I haven’t seen the previous “Mystery Road” but had I done so, I’d probably be even more disappointed with this 2016 sequel (of sorts) from writer-director Ivan Sen. Aaron Pedersen is ideally cast, but this is plodding, clichéd and pretty unconvincing stuff. David Wenham and Jacki Weaver strike rare wrong notes in cardboard characterisations, whilst a not terribly convincingly cast Alex Russell is given a potentially interesting character he invests nothing of interest in. I have no idea why wuxia legend Cheng Pei-Pei is here, but she’s afforded little worth a damn here in an underdeveloped role. I’ll probably piss a lot of people off saying this but I find there’s something a little questionable about the way many filmmakers have used Indigenous actor David Gulpilil in films. Here he at least gets some dialogue, but for the most part he’s once again cast purely for symbolic/iconic purposes. It feels like filmmakers use him because they feel he has to be here given the subject matter, and don’t bother using him any more than that. Aside from Pedersen, the acting highlight is Max Cullen, who steals the show in a profane but hilarious cameo.
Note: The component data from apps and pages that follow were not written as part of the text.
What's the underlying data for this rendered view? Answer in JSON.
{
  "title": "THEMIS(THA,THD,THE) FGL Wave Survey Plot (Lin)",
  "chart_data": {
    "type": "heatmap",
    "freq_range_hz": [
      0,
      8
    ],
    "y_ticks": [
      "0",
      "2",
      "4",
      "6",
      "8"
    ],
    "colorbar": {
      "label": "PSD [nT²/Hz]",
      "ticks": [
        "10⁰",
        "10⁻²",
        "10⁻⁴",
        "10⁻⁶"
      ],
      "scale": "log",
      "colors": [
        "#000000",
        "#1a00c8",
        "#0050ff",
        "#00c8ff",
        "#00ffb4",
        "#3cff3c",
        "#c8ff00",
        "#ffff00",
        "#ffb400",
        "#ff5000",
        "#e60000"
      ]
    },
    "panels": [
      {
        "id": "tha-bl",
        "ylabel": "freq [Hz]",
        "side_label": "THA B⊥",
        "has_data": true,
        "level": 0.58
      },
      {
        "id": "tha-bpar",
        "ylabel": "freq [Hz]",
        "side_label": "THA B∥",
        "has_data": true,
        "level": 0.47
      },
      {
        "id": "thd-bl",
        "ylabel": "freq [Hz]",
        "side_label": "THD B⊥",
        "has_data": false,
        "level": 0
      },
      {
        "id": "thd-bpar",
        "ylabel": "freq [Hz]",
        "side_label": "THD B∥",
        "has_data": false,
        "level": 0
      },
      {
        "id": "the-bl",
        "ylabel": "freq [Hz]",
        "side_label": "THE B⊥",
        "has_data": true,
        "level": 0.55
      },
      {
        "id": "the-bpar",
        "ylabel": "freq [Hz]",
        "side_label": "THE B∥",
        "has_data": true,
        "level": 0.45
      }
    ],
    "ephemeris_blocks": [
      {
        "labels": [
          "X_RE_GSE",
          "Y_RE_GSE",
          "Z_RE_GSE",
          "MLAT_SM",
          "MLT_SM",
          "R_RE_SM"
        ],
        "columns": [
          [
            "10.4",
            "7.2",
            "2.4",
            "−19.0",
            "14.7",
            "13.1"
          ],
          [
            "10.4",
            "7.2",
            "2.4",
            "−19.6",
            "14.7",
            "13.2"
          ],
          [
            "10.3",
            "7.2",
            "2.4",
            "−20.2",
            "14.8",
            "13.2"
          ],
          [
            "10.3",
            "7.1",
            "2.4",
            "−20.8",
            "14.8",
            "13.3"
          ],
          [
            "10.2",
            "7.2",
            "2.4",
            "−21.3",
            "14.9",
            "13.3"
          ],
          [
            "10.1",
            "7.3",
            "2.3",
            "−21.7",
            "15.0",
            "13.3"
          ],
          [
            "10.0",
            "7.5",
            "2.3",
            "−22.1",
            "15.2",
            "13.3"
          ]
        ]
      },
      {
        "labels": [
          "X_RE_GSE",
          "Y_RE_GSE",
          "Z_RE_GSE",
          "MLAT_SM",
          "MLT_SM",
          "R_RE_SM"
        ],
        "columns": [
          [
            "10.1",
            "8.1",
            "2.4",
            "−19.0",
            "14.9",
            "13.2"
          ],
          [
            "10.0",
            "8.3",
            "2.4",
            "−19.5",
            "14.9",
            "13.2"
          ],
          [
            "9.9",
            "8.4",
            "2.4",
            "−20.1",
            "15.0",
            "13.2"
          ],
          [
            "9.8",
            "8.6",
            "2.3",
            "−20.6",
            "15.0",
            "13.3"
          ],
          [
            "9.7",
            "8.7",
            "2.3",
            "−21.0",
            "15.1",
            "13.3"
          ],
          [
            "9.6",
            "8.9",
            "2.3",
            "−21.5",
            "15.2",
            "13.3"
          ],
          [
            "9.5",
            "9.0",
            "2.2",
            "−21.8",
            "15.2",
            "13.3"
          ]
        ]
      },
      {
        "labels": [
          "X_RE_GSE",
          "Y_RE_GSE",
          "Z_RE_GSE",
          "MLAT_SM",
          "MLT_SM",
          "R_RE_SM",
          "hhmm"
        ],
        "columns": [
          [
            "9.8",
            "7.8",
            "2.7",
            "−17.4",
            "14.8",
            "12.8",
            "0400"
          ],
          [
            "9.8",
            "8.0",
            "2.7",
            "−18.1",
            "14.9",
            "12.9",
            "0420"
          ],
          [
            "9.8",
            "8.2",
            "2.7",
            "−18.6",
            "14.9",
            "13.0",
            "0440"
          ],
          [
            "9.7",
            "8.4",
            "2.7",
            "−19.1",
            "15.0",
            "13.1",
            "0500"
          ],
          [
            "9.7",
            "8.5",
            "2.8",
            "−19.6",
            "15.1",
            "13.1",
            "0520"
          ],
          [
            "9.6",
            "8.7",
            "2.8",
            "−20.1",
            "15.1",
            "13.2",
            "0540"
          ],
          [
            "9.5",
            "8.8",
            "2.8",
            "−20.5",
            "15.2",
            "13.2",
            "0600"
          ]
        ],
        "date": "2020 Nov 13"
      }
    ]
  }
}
The script just isn’t up to snuff. I mean, not only is it as old as the hills, but you have Pedersen going through the same basic scene three times in a row with three different actors: Wenham, Weaver, and even an indigenous character (played by the one and only Jimmie Blacksmith himself, Tom E. Lewis) each tell him to stop sticking his nose where it doesn’t belong. One scene after the other. Talk about plodding to the point of silliness. The pacing is disastrous, 55 minutes feels like 5 hours. Meanwhile for a film that is a sequel to something called “Mystery Road”, there’s absolutely zero mystery here. It’s transparent from very early on, which robs the film of any intrigue or suspense, really.
It’s a good-looking film and Aaron Pedersen is ideally cast, but this is slow, clichéd, transparent and dull. The plot and characters feel especially passé. Not good, and Sen absolutely makes a bollocks of the Michael Mann wannabe shoot-out finale. What the hell was that?